Input data:
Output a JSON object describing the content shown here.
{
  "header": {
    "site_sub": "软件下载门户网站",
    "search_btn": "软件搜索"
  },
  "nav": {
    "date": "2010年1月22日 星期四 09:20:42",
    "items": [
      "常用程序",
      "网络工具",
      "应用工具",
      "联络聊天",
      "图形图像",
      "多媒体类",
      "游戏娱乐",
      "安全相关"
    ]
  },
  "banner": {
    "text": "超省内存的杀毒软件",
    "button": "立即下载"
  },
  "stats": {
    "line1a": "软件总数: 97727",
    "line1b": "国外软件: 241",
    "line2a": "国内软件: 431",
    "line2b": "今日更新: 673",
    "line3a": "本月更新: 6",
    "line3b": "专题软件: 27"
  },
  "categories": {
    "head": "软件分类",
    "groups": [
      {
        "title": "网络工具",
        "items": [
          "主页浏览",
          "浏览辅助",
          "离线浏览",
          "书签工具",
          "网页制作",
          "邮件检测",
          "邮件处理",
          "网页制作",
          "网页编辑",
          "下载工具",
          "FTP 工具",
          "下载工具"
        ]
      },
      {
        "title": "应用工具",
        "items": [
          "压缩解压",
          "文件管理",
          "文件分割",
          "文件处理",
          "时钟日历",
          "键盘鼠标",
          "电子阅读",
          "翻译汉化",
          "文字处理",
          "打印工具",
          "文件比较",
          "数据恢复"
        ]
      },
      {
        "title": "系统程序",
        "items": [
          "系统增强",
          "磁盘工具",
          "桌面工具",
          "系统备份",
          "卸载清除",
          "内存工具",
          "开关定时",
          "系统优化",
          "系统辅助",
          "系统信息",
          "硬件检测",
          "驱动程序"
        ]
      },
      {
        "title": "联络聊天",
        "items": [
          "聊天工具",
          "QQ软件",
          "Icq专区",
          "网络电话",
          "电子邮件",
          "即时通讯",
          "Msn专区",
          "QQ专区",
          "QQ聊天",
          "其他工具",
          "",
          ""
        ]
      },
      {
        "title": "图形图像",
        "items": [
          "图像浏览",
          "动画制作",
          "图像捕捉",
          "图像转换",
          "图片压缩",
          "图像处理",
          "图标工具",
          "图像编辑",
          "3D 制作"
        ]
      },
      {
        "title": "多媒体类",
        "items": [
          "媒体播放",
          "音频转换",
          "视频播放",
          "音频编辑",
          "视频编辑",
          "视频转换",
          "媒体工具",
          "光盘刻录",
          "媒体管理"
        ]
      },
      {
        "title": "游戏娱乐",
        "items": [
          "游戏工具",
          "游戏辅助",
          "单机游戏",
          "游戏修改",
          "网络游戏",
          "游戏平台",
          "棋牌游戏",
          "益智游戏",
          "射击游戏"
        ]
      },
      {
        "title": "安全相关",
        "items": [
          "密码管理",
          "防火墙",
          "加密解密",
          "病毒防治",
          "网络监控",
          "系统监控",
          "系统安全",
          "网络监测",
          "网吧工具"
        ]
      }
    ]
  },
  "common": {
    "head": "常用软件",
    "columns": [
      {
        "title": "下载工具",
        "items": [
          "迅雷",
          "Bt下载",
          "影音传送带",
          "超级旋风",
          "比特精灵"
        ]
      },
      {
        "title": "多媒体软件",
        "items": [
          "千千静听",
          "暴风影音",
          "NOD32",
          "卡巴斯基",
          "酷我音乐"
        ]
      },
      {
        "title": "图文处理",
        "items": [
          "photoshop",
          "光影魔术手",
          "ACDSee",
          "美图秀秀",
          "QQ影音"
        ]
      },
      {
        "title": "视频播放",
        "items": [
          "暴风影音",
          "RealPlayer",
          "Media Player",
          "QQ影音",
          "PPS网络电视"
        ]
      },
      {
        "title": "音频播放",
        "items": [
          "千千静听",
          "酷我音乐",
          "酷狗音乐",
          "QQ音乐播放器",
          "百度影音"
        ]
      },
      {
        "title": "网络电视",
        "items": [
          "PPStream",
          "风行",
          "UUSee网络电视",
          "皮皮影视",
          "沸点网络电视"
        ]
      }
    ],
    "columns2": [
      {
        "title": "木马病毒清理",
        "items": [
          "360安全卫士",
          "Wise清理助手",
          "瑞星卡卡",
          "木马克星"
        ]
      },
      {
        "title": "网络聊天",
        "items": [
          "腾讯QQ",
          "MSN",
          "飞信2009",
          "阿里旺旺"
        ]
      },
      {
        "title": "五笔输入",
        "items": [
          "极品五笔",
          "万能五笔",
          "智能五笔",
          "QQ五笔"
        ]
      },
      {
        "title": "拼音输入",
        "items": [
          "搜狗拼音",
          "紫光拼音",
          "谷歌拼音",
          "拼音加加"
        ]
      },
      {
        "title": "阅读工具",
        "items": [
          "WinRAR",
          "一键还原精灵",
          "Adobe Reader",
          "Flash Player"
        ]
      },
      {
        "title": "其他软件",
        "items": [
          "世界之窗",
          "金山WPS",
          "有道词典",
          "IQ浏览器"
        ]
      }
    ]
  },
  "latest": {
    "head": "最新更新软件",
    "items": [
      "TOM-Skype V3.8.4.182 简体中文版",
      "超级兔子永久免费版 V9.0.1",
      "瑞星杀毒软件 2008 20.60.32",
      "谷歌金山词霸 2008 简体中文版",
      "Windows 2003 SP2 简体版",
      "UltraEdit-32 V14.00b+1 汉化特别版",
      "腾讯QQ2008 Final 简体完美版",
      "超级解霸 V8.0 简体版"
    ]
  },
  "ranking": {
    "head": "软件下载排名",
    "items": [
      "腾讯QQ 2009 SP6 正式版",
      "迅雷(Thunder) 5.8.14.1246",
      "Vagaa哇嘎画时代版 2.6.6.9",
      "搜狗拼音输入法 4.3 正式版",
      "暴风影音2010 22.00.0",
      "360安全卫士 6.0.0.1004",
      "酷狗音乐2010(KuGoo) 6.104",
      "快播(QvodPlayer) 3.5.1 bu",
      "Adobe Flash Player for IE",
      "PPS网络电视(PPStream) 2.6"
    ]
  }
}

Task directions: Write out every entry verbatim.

Expected answer:
Output a JSON object describing the content shown here.
{
  "header": {
    "site_sub": "软件下载门户网站",
    "search_btn": "软件搜索"
  },
  "nav": {
    "date": "2010年1月22日 星期四 09:20:42",
    "items": [
      "常用程序",
      "网络工具",
      "应用工具",
      "联络聊天",
      "图形图像",
      "多媒体类",
      "游戏娱乐",
      "安全相关"
    ]
  },
  "banner": {
    "text": "超省内存的杀毒软件",
    "button": "立即下载"
  },
  "stats": {
    "line1a": "软件总数: 97727",
    "line1b": "国外软件: 241",
    "line2a": "国内软件: 431",
    "line2b": "今日更新: 673",
    "line3a": "本月更新: 6",
    "line3b": "专题软件: 27"
  },
  "categories": {
    "head": "软件分类",
    "groups": [
      {
        "title": "网络工具",
        "items": [
          "主页浏览",
          "浏览辅助",
          "离线浏览",
          "书签工具",
          "网页制作",
          "邮件检测",
          "邮件处理",
          "网页制作",
          "网页编辑",
          "下载工具",
          "FTP 工具",
          "下载工具"
        ]
      },
      {
        "title": "应用工具",
        "items": [
          "压缩解压",
          "文件管理",
          "文件分割",
          "文件处理",
          "时钟日历",
          "键盘鼠标",
          "电子阅读",
          "翻译汉化",
          "文字处理",
          "打印工具",
          "文件比较",
          "数据恢复"
        ]
      },
      {
        "title": "系统程序",
        "items": [
          "系统增强",
          "磁盘工具",
          "桌面工具",
          "系统备份",
          "卸载清除",
          "内存工具",
          "开关定时",
          "系统优化",
          "系统辅助",
          "系统信息",
          "硬件检测",
          "驱动程序"
        ]
      },
      {
        "title": "联络聊天",
        "items": [
          "聊天工具",
          "QQ软件",
          "Icq专区",
          "网络电话",
          "电子邮件",
          "即时通讯",
          "Msn专区",
          "QQ专区",
          "QQ聊天",
          "其他工具",
          "",
          ""
        ]
      },
      {
        "title": "图形图像",
        "items": [
          "图像浏览",
          "动画制作",
          "图像捕捉",
          "图像转换",
          "图片压缩",
          "图像处理",
          "图标工具",
          "图像编辑",
          "3D 制作"
        ]
      },
      {
        "title": "多媒体类",
        "items": [
          "媒体播放",
          "音频转换",
          "视频播放",
          "音频编辑",
          "视频编辑",
          "视频转换",
          "媒体工具",
          "光盘刻录",
          "媒体管理"
        ]
      },
      {
        "title": "游戏娱乐",
        "items": [
          "游戏工具",
          "游戏辅助",
          "单机游戏",
          "游戏修改",
          "网络游戏",
          "游戏平台",
          "棋牌游戏",
          "益智游戏",
          "射击游戏"
        ]
      },
      {
        "title": "安全相关",
        "items": [
          "密码管理",
          "防火墙",
          "加密解密",
          "病毒防治",
          "网络监控",
          "系统监控",
          "系统安全",
          "网络监测",
          "网吧工具"
        ]
      }
    ]
  },
  "common": {
    "head": "常用软件",
    "columns": [
      {
        "title": "下载工具",
        "items": [
          "迅雷",
          "Bt下载",
          "影音传送带",
          "超级旋风",
          "比特精灵"
        ]
      },
      {
        "title": "多媒体软件",
        "items": [
          "千千静听",
          "暴风影音",
          "NOD32",
          "卡巴斯基",
          "酷我音乐"
        ]
      },
      {
        "title": "图文处理",
        "items": [
          "photoshop",
          "光影魔术手",
          "ACDSee",
          "美图秀秀",
          "QQ影音"
        ]
      },
      {
        "title": "视频播放",
        "items": [
          "暴风影音",
          "RealPlayer",
          "Media Player",
          "QQ影音",
          "PPS网络电视"
        ]
      },
      {
        "title": "音频播放",
        "items": [
          "千千静听",
          "酷我音乐",
          "酷狗音乐",
          "QQ音乐播放器",
          "百度影音"
        ]
      },
      {
        "title": "网络电视",
        "items": [
          "PPStream",
          "风行",
          "UUSee网络电视",
          "皮皮影视",
          "沸点网络电视"
        ]
      }
    ],
    "columns2": [
      {
        "title": "木马病毒清理",
        "items": [
          "360安全卫士",
          "Wise清理助手",
          "瑞星卡卡",
          "木马克星"
        ]
      },
      {
        "title": "网络聊天",
        "items": [
          "腾讯QQ",
          "MSN",
          "飞信2009",
          "阿里旺旺"
        ]
      },
      {
        "title": "五笔输入",
        "items": [
          "极品五笔",
          "万能五笔",
          "智能五笔",
          "QQ五笔"
        ]
      },
      {
        "title": "拼音输入",
        "items": [
          "搜狗拼音",
          "紫光拼音",
          "谷歌拼音",
          "拼音加加"
        ]
      },
      {
        "title": "阅读工具",
        "items": [
          "WinRAR",
          "一键还原精灵",
          "Adobe Reader",
          "Flash Player"
        ]
      },
      {
        "title": "其他软件",
        "items": [
          "世界之窗",
          "金山WPS",
          "有道词典",
          "IQ浏览器"
        ]
      }
    ]
  },
  "latest": {
    "head": "最新更新软件",
    "items": [
      "TOM-Skype V3.8.4.182 简体中文版",
      "超级兔子永久免费版 V9.0.1",
      "瑞星杀毒软件 2008 20.60.32",
      "谷歌金山词霸 2008 简体中文版",
      "Windows 2003 SP2 简体版",
      "UltraEdit-32 V14.00b+1 汉化特别版",
      "腾讯QQ2008 Final 简体完美版",
      "超级解霸 V8.0 简体版"
    ]
  },
  "ranking": {
    "head": "软件下载排名",
    "items": [
      "腾讯QQ 2009 SP6 正式版",
      "迅雷(Thunder) 5.8.14.1246",
      "Vagaa哇嘎画时代版 2.6.6.9",
      "搜狗拼音输入法 4.3 正式版",
      "暴风影音2010 22.00.0",
      "360安全卫士 6.0.0.1004",
      "酷狗音乐2010(KuGoo) 6.104",
      "快播(QvodPlayer) 3.5.1 bu",
      "Adobe Flash Player for IE",
      "PPS网络电视(PPStream) 2.6"
    ]
  }
}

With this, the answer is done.